Should I remodel, or sell my property?

Personal circumstances generally will lead you to the decision between remodeling the home you’re in or buying a different, more suitable home. Perhaps a career or familial change is creating the need for more space.  You may be in a larger home already, and you don’t need the space, or taking care of it has become a burden. You may be on the track of accumulating properties as part of a retirement portfolio.

To help you move you forward with the decision between staying or selling, you should first obtain an understanding of the cost, time, and discomfort involved in the remodel; the second is learning how much you can afford in a new home, taking into consideration your current equity, and how your financial picture may have changed since you last purchased a property.

Here are some reasons you may want to stay in your location and remodel:

Remodeling may be easier than moving to another property.

You may love the location of your property and may not be able to find a better replacement.

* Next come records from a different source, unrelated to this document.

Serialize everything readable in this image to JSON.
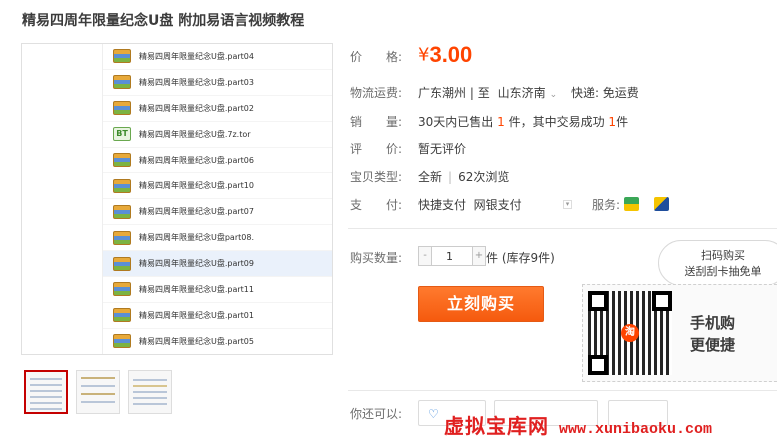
{
  "title": "精易四周年限量纪念U盘 附加易语言视频教程",
  "file_list": [
    {
      "icon": "archive-icon",
      "name": "精易四周年限量纪念U盘.part04"
    },
    {
      "icon": "archive-icon",
      "name": "精易四周年限量纪念U盘.part03"
    },
    {
      "icon": "archive-icon",
      "name": "精易四周年限量纪念U盘.part02"
    },
    {
      "icon": "torrent-icon",
      "name": "精易四周年限量纪念U盘.7z.tor"
    },
    {
      "icon": "archive-icon",
      "name": "精易四周年限量纪念U盘.part06"
    },
    {
      "icon": "archive-icon",
      "name": "精易四周年限量纪念U盘.part10"
    },
    {
      "icon": "archive-icon",
      "name": "精易四周年限量纪念U盘.part07"
    },
    {
      "icon": "archive-icon",
      "name": "精易四周年限量纪念U盘part08."
    },
    {
      "icon": "archive-icon",
      "name": "精易四周年限量纪念U盘.part09"
    },
    {
      "icon": "archive-icon",
      "name": "精易四周年限量纪念U盘.part11"
    },
    {
      "icon": "archive-icon",
      "name": "精易四周年限量纪念U盘.part01"
    },
    {
      "icon": "archive-icon",
      "name": "精易四周年限量纪念U盘.part05"
    }
  ],
  "price": {
    "label": "价　　格:",
    "currency": "¥",
    "value": "3.00"
  },
  "shipping": {
    "label": "物流运费:",
    "from": "广东潮州",
    "sep": "|",
    "to_word": "至",
    "to": "山东济南",
    "fee": "快递: 免运费"
  },
  "sales": {
    "label": "销　　量:",
    "prefix": "30天内已售出",
    "sold": "1",
    "unit1": "件，其中交易成功",
    "success": "1",
    "unit2": "件"
  },
  "review": {
    "label": "评　　价:",
    "value": "暂无评价"
  },
  "item_type": {
    "label": "宝贝类型:",
    "condition": "全新",
    "sep": "|",
    "views": "62次浏览"
  },
  "payment": {
    "label": "支　　付:",
    "methods": "快捷支付  网银支付",
    "service_label": "服务:"
  },
  "quantity": {
    "label": "购买数量:",
    "minus": "-",
    "value": "1",
    "plus": "+",
    "stock": "件 (库存9件)"
  },
  "buy_button": "立刻购买",
  "qr_bubble": {
    "line1": "扫码购买",
    "line2": "送刮刮卡抽免单"
  },
  "qr_center": "淘",
  "mobile": {
    "line1": "手机购",
    "line2": "更便捷"
  },
  "also": {
    "label": "你还可以:"
  },
  "watermark": {
    "text": "虚拟宝库网",
    "url": "www.xunibaoku.com"
  },
  "colors": {
    "accent": "#ff4400",
    "buy_button": "#f55a0e",
    "watermark": "#e02020"
  }
}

You have an established property tax rate you want to keep.  There are options to keep you tax rate if you want to scale down and are over 55 years old.

You may be preparing your home for sale.

Before beginning, consider what you are doing to the property:

  • Are you creating value; i.e. adding a bedroom, bathroom, or updating the kitchen?
  • Are you building for yourself; i.e. are you doing improvements that are specific to your needs, not taking into consideration future resale?
  • Are you overbuilding; i.e. spending too much money that you will not get out of the property when you finally do sell it?
  • The bottom line is to do the things that are right for you; just do it with your future goals in mind.  Remodeling always costs more than you think, so make sure you have a good, reliable contractor who lives up to their promises.  You may have to pay more for a good contractor, but it will pay off in less stress and problems for you.
  • Get an outside opinion from an architect, home designer or design build contractor on things you can do to your home.  You may be surprised at options you may not ever have considered.   You may spend some money for this opinion, but the result could be a better project and money saved in the long run.
  • At the end of the information-gathering phase, you may find remodeling is not the answer, and a move up property may be a better option.